RSPCA Cymru is reminding members of the public to consider the needs of animals and their welfare as Wales prepares to welcome in 2023.

Fireworks are a common part of New Year's festivities - but many animals can find them deeply distressing, and RSPCA Cymru is reminding the public of the many practical steps which can be taken to help protect their welfare.

Pet owners have been urged to plan ahead, with action such as sound-proofing and the provision of safe enclosures all helping to reduce firework phobia among Wales’ companion animals.

The RSPCA has been running its #BangOutOfOrder campaign for many years and is calling on the UK Government to urgently review firework regulations.

Following an RSPCA campaign, 14 local authorities across Wales have implemented measures to mitigate the risks of fireworks in their communities - but, ultimately, the RSPCA is calling for firework legislation to change.

Shelley Phillips, RSPCA campaigns manager, said: “As many of us celebrate the start of 2023, the festivities can also be stressful for many animals - including our pets.

“We’d like to direct those who are worried about their pets to look at our guidance online so they can hopefully undertake some measures to keep their pets safe, and to ease their pets’ fear of loud noises.

“From making sure dogs and cats are indoors when fireworks are likely to be set off, to masking firework noises, and providing pets with a safe place to hide at all times, it’s so important pet owners plan ahead.

“Small animals living outside should be provided with lots of extra bedding to allow for burrowing, whilst parts of their enclosure could be covered with a blanket to provide further sound-proofing and insulation.”

Horses, farm animals and wildlife can also be negatively affected by fireworks. RSPCA Cymru continues to urge organisers of events to avoid letting off fireworks near where animals are kept.

Horse owners should check to see if there are going to be any firework displays in their area, and talk to the organisers - explaining there are horses nearby and asking them to set off their fireworks well away from their horses and aimed in the opposite direction.

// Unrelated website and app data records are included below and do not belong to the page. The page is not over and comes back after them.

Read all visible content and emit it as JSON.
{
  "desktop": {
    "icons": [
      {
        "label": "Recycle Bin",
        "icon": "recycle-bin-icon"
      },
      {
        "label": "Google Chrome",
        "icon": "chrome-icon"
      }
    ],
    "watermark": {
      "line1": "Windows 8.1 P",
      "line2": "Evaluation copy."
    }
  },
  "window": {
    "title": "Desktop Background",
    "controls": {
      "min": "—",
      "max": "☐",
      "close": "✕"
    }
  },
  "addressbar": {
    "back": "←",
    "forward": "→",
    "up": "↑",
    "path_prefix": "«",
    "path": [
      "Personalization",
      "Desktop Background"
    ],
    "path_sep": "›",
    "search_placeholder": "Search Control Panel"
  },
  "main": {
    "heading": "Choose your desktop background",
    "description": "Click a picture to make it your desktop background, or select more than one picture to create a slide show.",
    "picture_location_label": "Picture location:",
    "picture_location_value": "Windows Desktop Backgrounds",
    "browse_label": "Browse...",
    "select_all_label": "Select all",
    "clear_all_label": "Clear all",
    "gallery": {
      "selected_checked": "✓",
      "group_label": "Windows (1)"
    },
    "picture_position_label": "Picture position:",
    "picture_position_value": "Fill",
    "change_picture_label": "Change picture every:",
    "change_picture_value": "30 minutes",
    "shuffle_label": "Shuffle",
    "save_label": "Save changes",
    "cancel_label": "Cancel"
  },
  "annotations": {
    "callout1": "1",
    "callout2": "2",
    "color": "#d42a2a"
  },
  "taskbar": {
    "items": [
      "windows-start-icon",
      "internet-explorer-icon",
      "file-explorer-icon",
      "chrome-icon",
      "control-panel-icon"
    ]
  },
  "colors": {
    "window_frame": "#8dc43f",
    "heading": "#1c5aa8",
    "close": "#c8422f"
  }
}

Equally the animal welfare charity urges people to use lower-noise fireworks if possible, which can make such a difference to make displays safer for everybody.

RSPCA Cymru is also reminding people as to the possible dangers of using sky lanterns, as part of any New Year celebrations.

They can cause injuries to animals which lead to suffering, and even a slow, painful death.

Shelley added: “Sky lanterns, commonly known as ‘Chinese lanterns’, present a significant danger to animals, and can cause injuries which lead to suffering and a slow, painful death.

“Despite this, they remain popular at New Year in Wales and beyond.

“In Wales we are fortunate that every local authority has put in place a ban on setting them off on their land - but they can still be set off on private land.

“Risks to animals include ingestion, entanglement and entrapment; whilst lanterns can also cause fire, destroy habitats or damage animal housing and feed.

“The consequences of a lit or hot lantern landing in stables or barns occupied by horses or farm animals surrounded by dry, flammable bedding and forage are truly horrific to imagine.

“Whilst sky lanterns may look pretty, people need to remember that what goes up, must come down - so, for animals’ sake, we're urging the public to give sky lanterns a miss this New Year.”

For Wales, presently, fireworks law is a reserved matter - so any policy change would sit with the UK Government. However, a trilateral meeting between the UK Government, Welsh Government and Scottish Government recently took place in relation to future fireworks regulation.